▶ Assignment
Needed from the data below: all lines that contain the word "title".

====== Records for processing ======

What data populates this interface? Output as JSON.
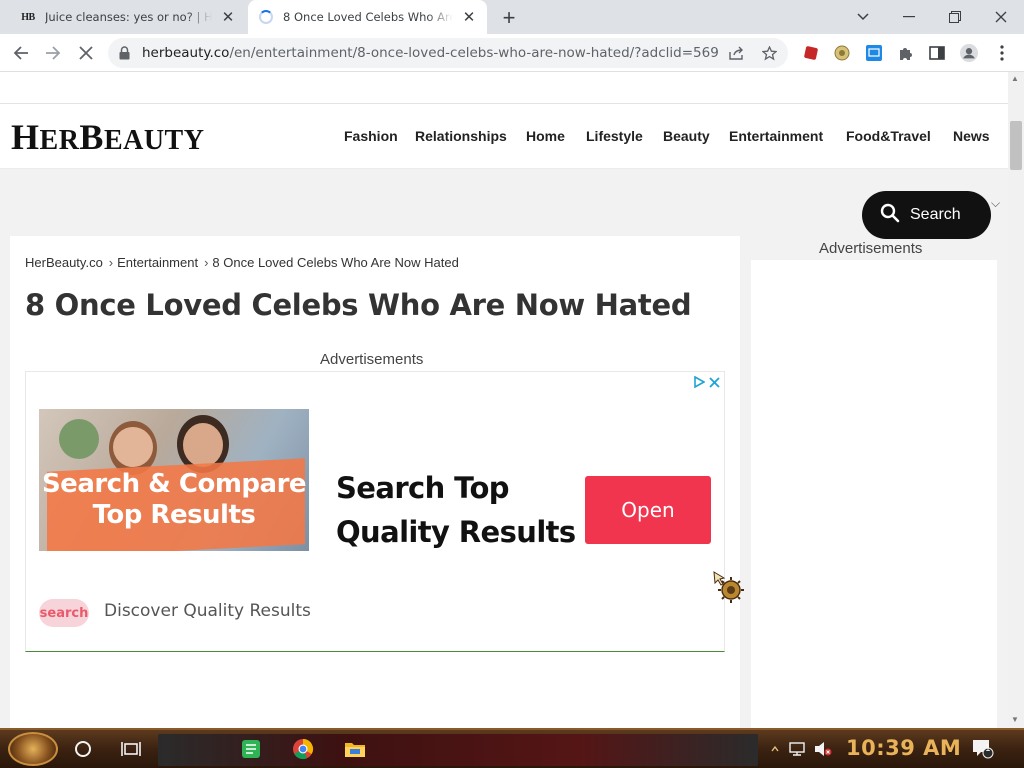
{
  "browser": {
    "tabs": [
      {
        "title": "Juice cleanses: yes or no? | Her",
        "favicon": "HB",
        "state": "inactive"
      },
      {
        "title": "8 Once Loved Celebs Who Are Now",
        "favicon": "loading-spinner",
        "state": "active"
      }
    ],
    "new_tab": "+",
    "url_host": "herbeauty.co",
    "url_rest": "/en/entertainment/8-once-loved-celebs-who-are-now-hated/?adclid=569..."
  },
  "site": {
    "logo_first": "H",
    "logo_rest1": "ER",
    "logo_b": "B",
    "logo_rest2": "EAUTY",
    "nav": [
      "Fashion",
      "Relationships",
      "Home",
      "Lifestyle",
      "Beauty",
      "Entertainment",
      "Food&Travel",
      "News"
    ],
    "search_label": "Search"
  },
  "article": {
    "breadcrumb": [
      "HerBeauty.co",
      "Entertainment",
      "8 Once Loved Celebs Who Are Now Hated"
    ],
    "breadcrumb_sep": "›",
    "headline": "8 Once Loved Celebs Who Are Now Hated",
    "ads_label": "Advertisements"
  },
  "ad": {
    "image_text_line1": "Search & Compare",
    "image_text_line2": "Top Results",
    "headline_line1": "Search Top",
    "headline_line2": "Quality Results",
    "cta": "Open",
    "logo_text": "search",
    "tagline": "Discover Quality Results",
    "cta_color": "#f2354f"
  },
  "sidebar": {
    "ads_label": "Advertisements"
  },
  "taskbar": {
    "clock": "10:39 AM",
    "notification_count": "1"
  },
  "colors": {
    "accent": "#1a73e8",
    "search_button_bg": "#111111",
    "taskbar_clock": "#e9b35a"
  }
}
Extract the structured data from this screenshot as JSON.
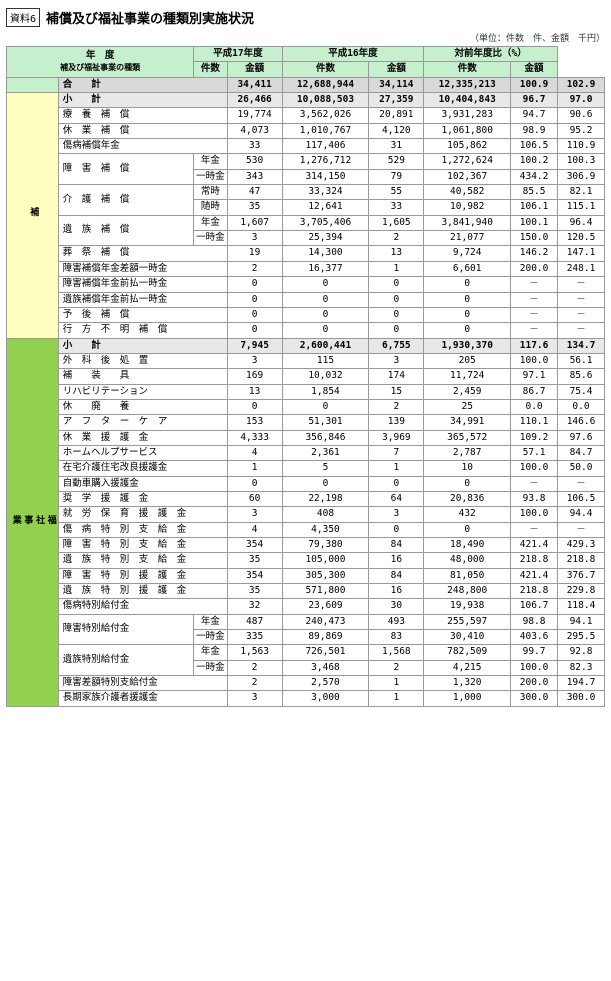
{
  "title": "補償及び福祉事業の種類別実施状況",
  "tag": "資料6",
  "unit_note": "（単位：件数　件、金額　千円）",
  "headers": {
    "year_col": "年　度",
    "category_col": "補及び福祉事業の種類",
    "h17": "平成17年度",
    "h16": "平成16年度",
    "ratio": "対前年度比（%）",
    "kensu": "件数",
    "kingaku": "金額"
  },
  "rows": [
    {
      "type": "total",
      "label": "合　　計",
      "h17_ken": "34,411",
      "h17_kin": "12,688,944",
      "h16_ken": "34,114",
      "h16_kin": "12,335,213",
      "r_ken": "100.9",
      "r_kin": "102.9",
      "indent": 0,
      "group": ""
    },
    {
      "type": "subtotal",
      "label": "小　　計",
      "h17_ken": "26,466",
      "h17_kin": "10,088,503",
      "h16_ken": "27,359",
      "h16_kin": "10,404,843",
      "r_ken": "96.7",
      "r_kin": "97.0",
      "indent": 0,
      "group": "hoso"
    },
    {
      "type": "data",
      "label": "療　養　補　償",
      "h17_ken": "19,774",
      "h17_kin": "3,562,026",
      "h16_ken": "20,891",
      "h16_kin": "3,931,283",
      "r_ken": "94.7",
      "r_kin": "90.6",
      "indent": 1,
      "group": "hoso"
    },
    {
      "type": "data",
      "label": "休　業　補　償",
      "h17_ken": "4,073",
      "h17_kin": "1,010,767",
      "h16_ken": "4,120",
      "h16_kin": "1,061,800",
      "r_ken": "98.9",
      "r_kin": "95.2",
      "indent": 1,
      "group": "hoso"
    },
    {
      "type": "data",
      "label": "傷病補償年金",
      "h17_ken": "33",
      "h17_kin": "117,406",
      "h16_ken": "31",
      "h16_kin": "105,862",
      "r_ken": "106.5",
      "r_kin": "110.9",
      "indent": 1,
      "group": "hoso"
    },
    {
      "type": "data2",
      "label": "障　害　補　償",
      "sub": "年金",
      "h17_ken": "530",
      "h17_kin": "1,276,712",
      "h16_ken": "529",
      "h16_kin": "1,272,624",
      "r_ken": "100.2",
      "r_kin": "100.3",
      "indent": 1,
      "group": "hoso"
    },
    {
      "type": "data2sub",
      "label": "",
      "sub": "一時金",
      "h17_ken": "343",
      "h17_kin": "314,150",
      "h16_ken": "79",
      "h16_kin": "102,367",
      "r_ken": "434.2",
      "r_kin": "306.9",
      "indent": 1,
      "group": "hoso"
    },
    {
      "type": "data2",
      "label": "介　護　補　償",
      "sub": "常時",
      "h17_ken": "47",
      "h17_kin": "33,324",
      "h16_ken": "55",
      "h16_kin": "40,582",
      "r_ken": "85.5",
      "r_kin": "82.1",
      "indent": 1,
      "group": "hoso"
    },
    {
      "type": "data2sub",
      "label": "",
      "sub": "随時",
      "h17_ken": "35",
      "h17_kin": "12,641",
      "h16_ken": "33",
      "h16_kin": "10,982",
      "r_ken": "106.1",
      "r_kin": "115.1",
      "indent": 1,
      "group": "hoso"
    },
    {
      "type": "data2",
      "label": "遺　族　補　償",
      "sub": "年金",
      "h17_ken": "1,607",
      "h17_kin": "3,705,406",
      "h16_ken": "1,605",
      "h16_kin": "3,841,940",
      "r_ken": "100.1",
      "r_kin": "96.4",
      "indent": 1,
      "group": "hoso"
    },
    {
      "type": "data2sub",
      "label": "",
      "sub": "一時金",
      "h17_ken": "3",
      "h17_kin": "25,394",
      "h16_ken": "2",
      "h16_kin": "21,077",
      "r_ken": "150.0",
      "r_kin": "120.5",
      "indent": 1,
      "group": "hoso"
    },
    {
      "type": "data",
      "label": "葬　祭　補　償",
      "h17_ken": "19",
      "h17_kin": "14,300",
      "h16_ken": "13",
      "h16_kin": "9,724",
      "r_ken": "146.2",
      "r_kin": "147.1",
      "indent": 1,
      "group": "hoso"
    },
    {
      "type": "data",
      "label": "障害補償年金差額一時金",
      "h17_ken": "2",
      "h17_kin": "16,377",
      "h16_ken": "1",
      "h16_kin": "6,601",
      "r_ken": "200.0",
      "r_kin": "248.1",
      "indent": 1,
      "group": "hoso"
    },
    {
      "type": "data",
      "label": "障害補償年金前払一時金",
      "h17_ken": "0",
      "h17_kin": "0",
      "h16_ken": "0",
      "h16_kin": "0",
      "r_ken": "－",
      "r_kin": "－",
      "indent": 1,
      "group": "hoso"
    },
    {
      "type": "data",
      "label": "遺族補償年金前払一時金",
      "h17_ken": "0",
      "h17_kin": "0",
      "h16_ken": "0",
      "h16_kin": "0",
      "r_ken": "－",
      "r_kin": "－",
      "indent": 1,
      "group": "hoso"
    },
    {
      "type": "data",
      "label": "予　後　補　償",
      "h17_ken": "0",
      "h17_kin": "0",
      "h16_ken": "0",
      "h16_kin": "0",
      "r_ken": "－",
      "r_kin": "－",
      "indent": 1,
      "group": "hoso"
    },
    {
      "type": "data",
      "label": "行　方　不　明　補　償",
      "h17_ken": "0",
      "h17_kin": "0",
      "h16_ken": "0",
      "h16_kin": "0",
      "r_ken": "－",
      "r_kin": "－",
      "indent": 1,
      "group": "hoso"
    },
    {
      "type": "subtotal",
      "label": "小　　計",
      "h17_ken": "7,945",
      "h17_kin": "2,600,441",
      "h16_ken": "6,755",
      "h16_kin": "1,930,370",
      "r_ken": "117.6",
      "r_kin": "134.7",
      "indent": 0,
      "group": "welfare"
    },
    {
      "type": "data",
      "label": "外　科　後　処　置",
      "h17_ken": "3",
      "h17_kin": "115",
      "h16_ken": "3",
      "h16_kin": "205",
      "r_ken": "100.0",
      "r_kin": "56.1",
      "indent": 1,
      "group": "welfare"
    },
    {
      "type": "data",
      "label": "補　　装　　具",
      "h17_ken": "169",
      "h17_kin": "10,032",
      "h16_ken": "174",
      "h16_kin": "11,724",
      "r_ken": "97.1",
      "r_kin": "85.6",
      "indent": 1,
      "group": "welfare"
    },
    {
      "type": "data",
      "label": "リハビリテーション",
      "h17_ken": "13",
      "h17_kin": "1,854",
      "h16_ken": "15",
      "h16_kin": "2,459",
      "r_ken": "86.7",
      "r_kin": "75.4",
      "indent": 1,
      "group": "welfare"
    },
    {
      "type": "data",
      "label": "休　　廃　　養",
      "h17_ken": "0",
      "h17_kin": "0",
      "h16_ken": "2",
      "h16_kin": "25",
      "r_ken": "0.0",
      "r_kin": "0.0",
      "indent": 1,
      "group": "welfare"
    },
    {
      "type": "data",
      "label": "ア　フ　タ　ー　ケ　ア",
      "h17_ken": "153",
      "h17_kin": "51,301",
      "h16_ken": "139",
      "h16_kin": "34,991",
      "r_ken": "110.1",
      "r_kin": "146.6",
      "indent": 1,
      "group": "welfare"
    },
    {
      "type": "data",
      "label": "休　業　援　護　金",
      "h17_ken": "4,333",
      "h17_kin": "356,846",
      "h16_ken": "3,969",
      "h16_kin": "365,572",
      "r_ken": "109.2",
      "r_kin": "97.6",
      "indent": 1,
      "group": "welfare"
    },
    {
      "type": "data",
      "label": "ホームヘルプサービス",
      "h17_ken": "4",
      "h17_kin": "2,361",
      "h16_ken": "7",
      "h16_kin": "2,787",
      "r_ken": "57.1",
      "r_kin": "84.7",
      "indent": 1,
      "group": "welfare"
    },
    {
      "type": "data",
      "label": "在宅介護住宅改良援護金",
      "h17_ken": "1",
      "h17_kin": "5",
      "h16_ken": "1",
      "h16_kin": "10",
      "r_ken": "100.0",
      "r_kin": "50.0",
      "indent": 1,
      "group": "welfare"
    },
    {
      "type": "data",
      "label": "自動車購入援護金",
      "h17_ken": "0",
      "h17_kin": "0",
      "h16_ken": "0",
      "h16_kin": "0",
      "r_ken": "－",
      "r_kin": "－",
      "indent": 1,
      "group": "welfare"
    },
    {
      "type": "data",
      "label": "奨　学　援　護　金",
      "h17_ken": "60",
      "h17_kin": "22,198",
      "h16_ken": "64",
      "h16_kin": "20,836",
      "r_ken": "93.8",
      "r_kin": "106.5",
      "indent": 1,
      "group": "welfare"
    },
    {
      "type": "data",
      "label": "就　労　保　育　援　護　金",
      "h17_ken": "3",
      "h17_kin": "408",
      "h16_ken": "3",
      "h16_kin": "432",
      "r_ken": "100.0",
      "r_kin": "94.4",
      "indent": 1,
      "group": "welfare"
    },
    {
      "type": "data",
      "label": "傷　病　特　別　支　給　金",
      "h17_ken": "4",
      "h17_kin": "4,350",
      "h16_ken": "0",
      "h16_kin": "0",
      "r_ken": "－",
      "r_kin": "－",
      "indent": 1,
      "group": "welfare"
    },
    {
      "type": "data",
      "label": "障　害　特　別　支　給　金",
      "h17_ken": "354",
      "h17_kin": "79,380",
      "h16_ken": "84",
      "h16_kin": "18,490",
      "r_ken": "421.4",
      "r_kin": "429.3",
      "indent": 1,
      "group": "welfare"
    },
    {
      "type": "data",
      "label": "遺　族　特　別　支　給　金",
      "h17_ken": "35",
      "h17_kin": "105,000",
      "h16_ken": "16",
      "h16_kin": "48,000",
      "r_ken": "218.8",
      "r_kin": "218.8",
      "indent": 1,
      "group": "welfare"
    },
    {
      "type": "data",
      "label": "障　害　特　別　援　護　金",
      "h17_ken": "354",
      "h17_kin": "305,300",
      "h16_ken": "84",
      "h16_kin": "81,050",
      "r_ken": "421.4",
      "r_kin": "376.7",
      "indent": 1,
      "group": "welfare"
    },
    {
      "type": "data",
      "label": "遺　族　特　別　援　護　金",
      "h17_ken": "35",
      "h17_kin": "571,800",
      "h16_ken": "16",
      "h16_kin": "248,800",
      "r_ken": "218.8",
      "r_kin": "229.8",
      "indent": 1,
      "group": "welfare"
    },
    {
      "type": "data",
      "label": "傷病特別給付金",
      "h17_ken": "32",
      "h17_kin": "23,609",
      "h16_ken": "30",
      "h16_kin": "19,938",
      "r_ken": "106.7",
      "r_kin": "118.4",
      "indent": 1,
      "group": "welfare"
    },
    {
      "type": "data2",
      "label": "障害特別給付金",
      "sub": "年金",
      "h17_ken": "487",
      "h17_kin": "240,473",
      "h16_ken": "493",
      "h16_kin": "255,597",
      "r_ken": "98.8",
      "r_kin": "94.1",
      "indent": 1,
      "group": "welfare"
    },
    {
      "type": "data2sub",
      "label": "",
      "sub": "一時金",
      "h17_ken": "335",
      "h17_kin": "89,869",
      "h16_ken": "83",
      "h16_kin": "30,410",
      "r_ken": "403.6",
      "r_kin": "295.5",
      "indent": 1,
      "group": "welfare"
    },
    {
      "type": "data2",
      "label": "遺族特別給付金",
      "sub": "年金",
      "h17_ken": "1,563",
      "h17_kin": "726,501",
      "h16_ken": "1,568",
      "h16_kin": "782,509",
      "r_ken": "99.7",
      "r_kin": "92.8",
      "indent": 1,
      "group": "welfare"
    },
    {
      "type": "data2sub",
      "label": "",
      "sub": "一時金",
      "h17_ken": "2",
      "h17_kin": "3,468",
      "h16_ken": "2",
      "h16_kin": "4,215",
      "r_ken": "100.0",
      "r_kin": "82.3",
      "indent": 1,
      "group": "welfare"
    },
    {
      "type": "data",
      "label": "障害差額特別支給付金",
      "h17_ken": "2",
      "h17_kin": "2,570",
      "h16_ken": "1",
      "h16_kin": "1,320",
      "r_ken": "200.0",
      "r_kin": "194.7",
      "indent": 1,
      "group": "welfare"
    },
    {
      "type": "data",
      "label": "長期家族介護者援護金",
      "h17_ken": "3",
      "h17_kin": "3,000",
      "h16_ken": "1",
      "h16_kin": "1,000",
      "r_ken": "300.0",
      "r_kin": "300.0",
      "indent": 1,
      "group": "welfare"
    }
  ]
}
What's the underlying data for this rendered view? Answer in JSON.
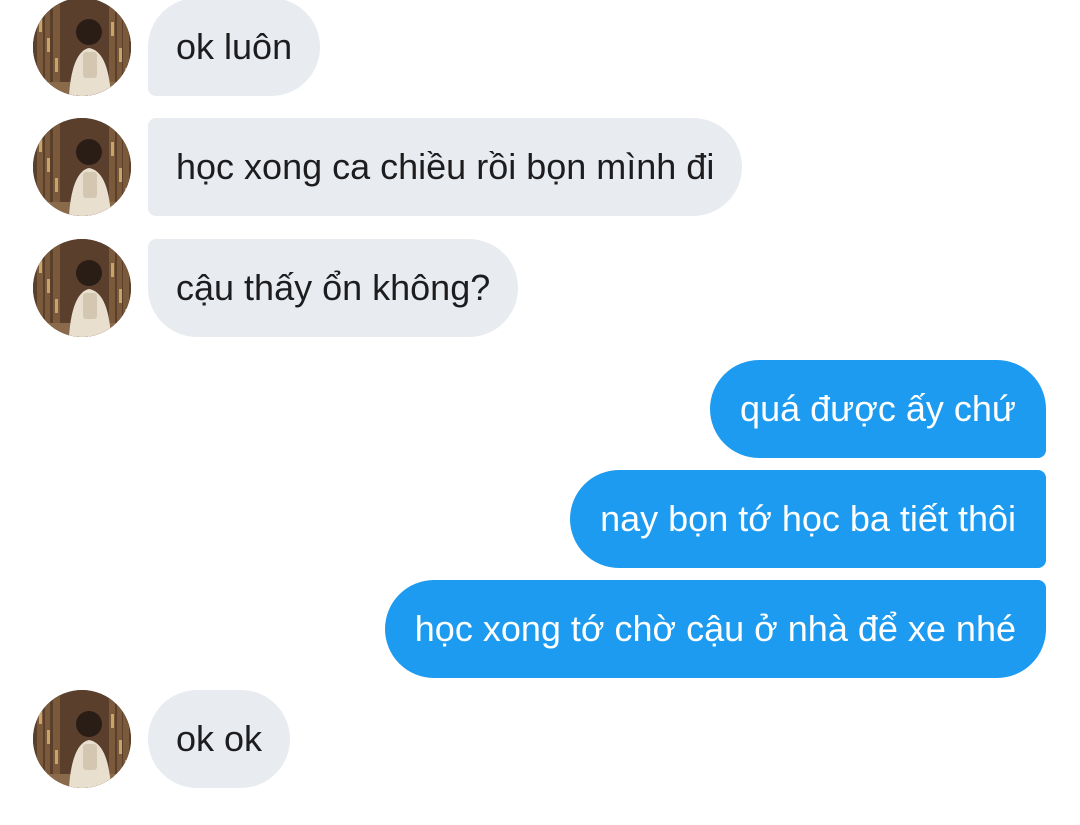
{
  "messages": [
    {
      "from": "them",
      "text": "ok luôn"
    },
    {
      "from": "them",
      "text": "học xong ca chiều rồi bọn mình đi"
    },
    {
      "from": "them",
      "text": "cậu thấy ổn không?"
    },
    {
      "from": "me",
      "text": "quá được ấy chứ"
    },
    {
      "from": "me",
      "text": "nay bọn tớ học ba tiết thôi"
    },
    {
      "from": "me",
      "text": "học xong tớ chờ cậu ở nhà để xe nhé"
    },
    {
      "from": "them",
      "text": "ok ok"
    }
  ],
  "colors": {
    "incoming_bubble": "#e8ebef",
    "outgoing_bubble": "#1d9bf0",
    "incoming_text": "#1d1d1f",
    "outgoing_text": "#ffffff"
  },
  "avatar_icon": "avatar-photo"
}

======

▶ The completed task
        "title": "Juice cleanses: yes or no? | Her",
        "title": "8 Once Loved Celebs Who Are Now",
  "title": "補償及び福祉事業の種類別実施状況",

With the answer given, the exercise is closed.